Gently pull the outer leaves off each cabbage. (Some of these might be soggy or torn.) Set these aside to line the baking dish. It helps to cut off some of the coarse stem at the beginning and while peeling off the leaves. Your goal is to have 12 to 16 perfect medium to large leaves in which to roll the stuffing. Set aside the small leaves for lining the baking dish as well. If you can get more than 16 leaves to stuff, do so—you can never have too many little doves. Pat each leaf dry and set aside on a kitchen or paper towel.

Soak the dried mushrooms in the boiling water for at least 30 minutes, until softened. Strain the soaking liquid through a fine-mesh strainer lined with a paper towel or cheesecloth, placed over a bowl. Set the liquid aside. Squeeze the mushrooms until the juices are all extracted. Rinse the mushrooms with cold water, pat dry, and coarsely chop.

Melt 2 tbsp of the butter in a large frying pan over medium heat, and cook the onion until translucent. Add the chopped fresh and dried mushrooms and continue to cook until all the mushrooms are soft and golden, 5 to 10 minutes, stirring often.

Pour the cooked mushroom mixture into a food processor and add the bread crumbs, a large pinch of salt, and a few grinds of pepper and process until well chopped and integrated, but not mushy.

Lay out the “choice” cabbage leaves on a work surface and divide the filling among the leaves: The exact portion size for each one will depend on the size of the leaf. (I dollop the filling on with a tablespoon, placing it near the bottom of the leaf). If any stem remaining on the leaf seems especially tough or thick, you can pare it down with a vegetable peeler. Roll the leaves up, folding in the sides and ends so the stuffing is enclosed.

Line the bottom of a 9-x-12-in/23-x-30.5-cm baking dish with any leftover cabbage leaves. (If, after lining the dish, you find you still have a lot of leftover leaves, store them in the refrigerator and eventually chop them, cook in butter, and season with salt and pepper to serve as a side dish for another meal!). Rest the rolls on top, seam-side down; they can be crowded together, just so long as they don’t overlap. If you run out of room in one baking dish, start a smaller, second one, lining it the same way.

In a small saucepan, bring the reserved mushroom soaking liquid to a low boil. Whisk in the tomato paste and, when incorporated, the crushed tomatoes. Allow to boil for a minute or two, until slightly reduced and thickened. Pour over and around the cabbage rolls. The tomato broth should just come just up the sides of the rolls, but not submerge them. If there is not enough broth, top off with a little chicken broth or even dry white wine. Dot the cabbage rolls with 3 tbsp of the butter. Bake for 40 minutes to 1 hour, or until the tops are golden and slightly crispy.
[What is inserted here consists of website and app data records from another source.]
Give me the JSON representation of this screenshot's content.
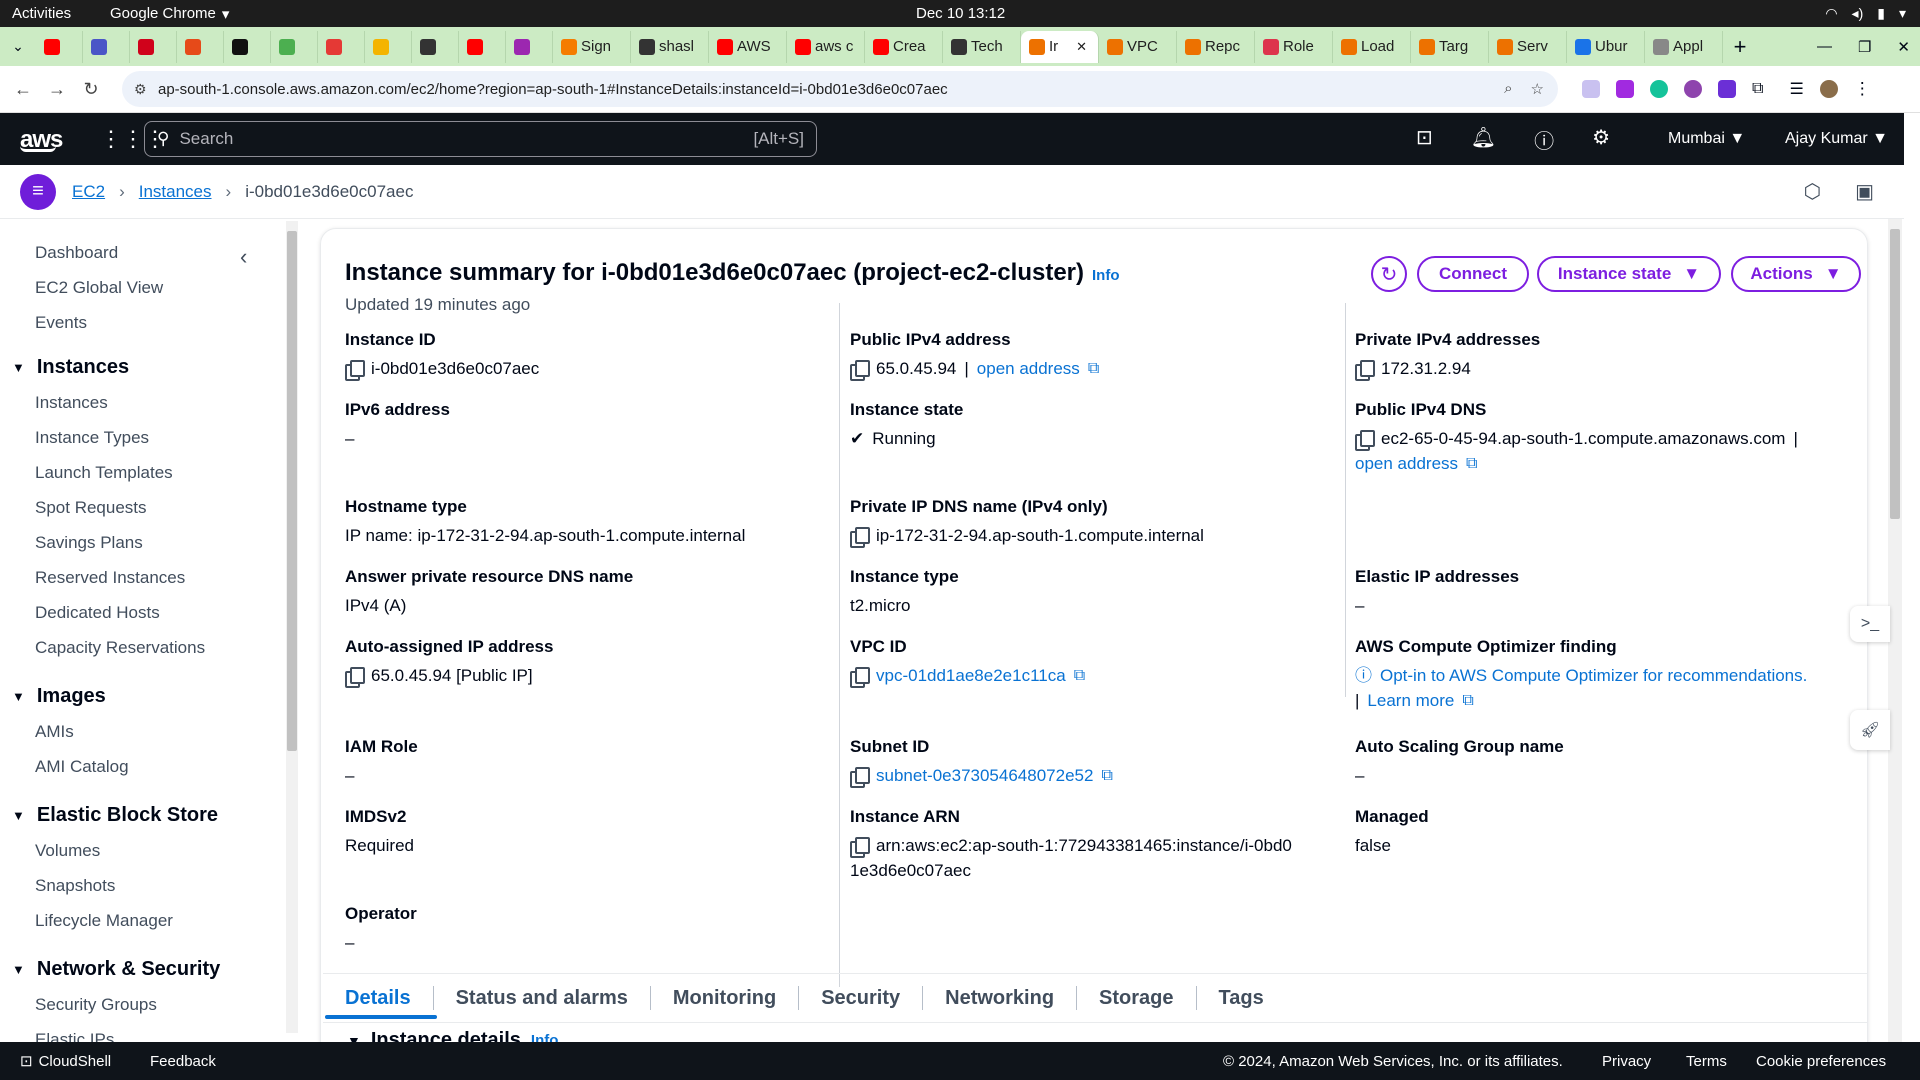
{
  "os": {
    "activities": "Activities",
    "app_name": "Google Chrome",
    "clock": "Dec 10  13:12"
  },
  "tabs": [
    {
      "label": "",
      "color": "#ff0000"
    },
    {
      "label": "",
      "color": "#4a55c7"
    },
    {
      "label": "",
      "color": "#d0021b"
    },
    {
      "label": "",
      "color": "#e64a19"
    },
    {
      "label": "",
      "color": "#111111"
    },
    {
      "label": "",
      "color": "#4caf50"
    },
    {
      "label": "",
      "color": "#e53935"
    },
    {
      "label": "",
      "color": "#f4b400"
    },
    {
      "label": "",
      "color": "#333333"
    },
    {
      "label": "",
      "color": "#ff0000"
    },
    {
      "label": "",
      "color": "#9c27b0"
    },
    {
      "label": "Sign",
      "color": "#f57c00"
    },
    {
      "label": "shasl",
      "color": "#333333"
    },
    {
      "label": "AWS",
      "color": "#ff0000"
    },
    {
      "label": "aws c",
      "color": "#ff0000"
    },
    {
      "label": "Crea",
      "color": "#ff0000"
    },
    {
      "label": "Tech",
      "color": "#333333"
    },
    {
      "label": "Ir",
      "color": "#ed7100",
      "active": true
    },
    {
      "label": "VPC",
      "color": "#ed7100"
    },
    {
      "label": "Repc",
      "color": "#ed7100"
    },
    {
      "label": "Role",
      "color": "#dd344c"
    },
    {
      "label": "Load",
      "color": "#ed7100"
    },
    {
      "label": "Targ",
      "color": "#ed7100"
    },
    {
      "label": "Serv",
      "color": "#ed7100"
    },
    {
      "label": "Ubur",
      "color": "#1a73e8"
    },
    {
      "label": "Appl",
      "color": "#888888"
    }
  ],
  "browser": {
    "url": "ap-south-1.console.aws.amazon.com/ec2/home?region=ap-south-1#InstanceDetails:instanceId=i-0bd01e3d6e0c07aec",
    "new_tab": "+"
  },
  "aws_header": {
    "logo": "aws",
    "search_placeholder": "Search",
    "search_shortcut": "[Alt+S]",
    "region": "Mumbai",
    "user": "Ajay Kumar"
  },
  "breadcrumb": {
    "service": "EC2",
    "section": "Instances",
    "current": "i-0bd01e3d6e0c07aec"
  },
  "sidebar": {
    "top_items": [
      "Dashboard",
      "EC2 Global View",
      "Events"
    ],
    "groups": [
      {
        "title": "Instances",
        "items": [
          "Instances",
          "Instance Types",
          "Launch Templates",
          "Spot Requests",
          "Savings Plans",
          "Reserved Instances",
          "Dedicated Hosts",
          "Capacity Reservations"
        ]
      },
      {
        "title": "Images",
        "items": [
          "AMIs",
          "AMI Catalog"
        ]
      },
      {
        "title": "Elastic Block Store",
        "items": [
          "Volumes",
          "Snapshots",
          "Lifecycle Manager"
        ]
      },
      {
        "title": "Network & Security",
        "items": [
          "Security Groups",
          "Elastic IPs"
        ]
      }
    ]
  },
  "summary": {
    "title": "Instance summary for i-0bd01e3d6e0c07aec (project-ec2-cluster)",
    "info": "Info",
    "updated": "Updated 19 minutes ago",
    "buttons": {
      "connect": "Connect",
      "instance_state": "Instance state",
      "actions": "Actions"
    },
    "col1": {
      "instance_id_label": "Instance ID",
      "instance_id": "i-0bd01e3d6e0c07aec",
      "ipv6_label": "IPv6 address",
      "ipv6": "–",
      "hostname_label": "Hostname type",
      "hostname": "IP name: ip-172-31-2-94.ap-south-1.compute.internal",
      "answer_label": "Answer private resource DNS name",
      "answer": "IPv4 (A)",
      "auto_ip_label": "Auto-assigned IP address",
      "auto_ip": "65.0.45.94 [Public IP]",
      "iam_label": "IAM Role",
      "iam": "–",
      "imds_label": "IMDSv2",
      "imds": "Required",
      "operator_label": "Operator",
      "operator": "–"
    },
    "col2": {
      "public_ipv4_label": "Public IPv4 address",
      "public_ipv4": "65.0.45.94",
      "open_address": "open address",
      "state_label": "Instance state",
      "state": "Running",
      "private_dns_label": "Private IP DNS name (IPv4 only)",
      "private_dns": "ip-172-31-2-94.ap-south-1.compute.internal",
      "type_label": "Instance type",
      "type": "t2.micro",
      "vpc_label": "VPC ID",
      "vpc": "vpc-01dd1ae8e2e1c11ca",
      "subnet_label": "Subnet ID",
      "subnet": "subnet-0e373054648072e52",
      "arn_label": "Instance ARN",
      "arn_line1": "arn:aws:ec2:ap-south-1:772943381465:instance/i-0bd0",
      "arn_line2": "1e3d6e0c07aec"
    },
    "col3": {
      "private_ipv4_label": "Private IPv4 addresses",
      "private_ipv4": "172.31.2.94",
      "public_dns_label": "Public IPv4 DNS",
      "public_dns": "ec2-65-0-45-94.ap-south-1.compute.amazonaws.com",
      "open_address": "open address",
      "eip_label": "Elastic IP addresses",
      "eip": "–",
      "optimizer_label": "AWS Compute Optimizer finding",
      "optimizer": "Opt-in to AWS Compute Optimizer for recommendations.",
      "learn_more": "Learn more",
      "asg_label": "Auto Scaling Group name",
      "asg": "–",
      "managed_label": "Managed",
      "managed": "false"
    }
  },
  "detail_tabs": [
    "Details",
    "Status and alarms",
    "Monitoring",
    "Security",
    "Networking",
    "Storage",
    "Tags"
  ],
  "section": {
    "title": "Instance details",
    "info": "Info"
  },
  "footer": {
    "cloudshell": "CloudShell",
    "feedback": "Feedback",
    "copyright": "© 2024, Amazon Web Services, Inc. or its affiliates.",
    "privacy": "Privacy",
    "terms": "Terms",
    "cookies": "Cookie preferences"
  },
  "colors": {
    "accent": "#7d1ee0",
    "link": "#0972d3",
    "running": "#037f0c",
    "header": "#0f141a"
  }
}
Remove the rolls to a warm platter, with the cooked tomato slices still on top. Pour the broth into a small saucepan, bring to a boil, and whisk in the remaining 2 tbsp butter. Reduce until the broth is slightly thickened and silky, and adjust the seasoning. Pour the sauce over the rolls and serve immediately. Because these “little doves” do not have rice in them, they can be served along with a side of cooked rice for a more hearty meal.

NOTE: To clean wild mushrooms, use the edge of the blade of a paring knife to scrape off the thin outer layer of dirt, or use a soft vegetable brush. Mushrooms aren’t usually washed as that makes them hard to dry, and they also deteriorate more quickly.

Malcolm Jolley is a founding editor of Good Food Revolution and Executive Director of Good Food Media, the not-for-profit corporation which publishes it. Follow him at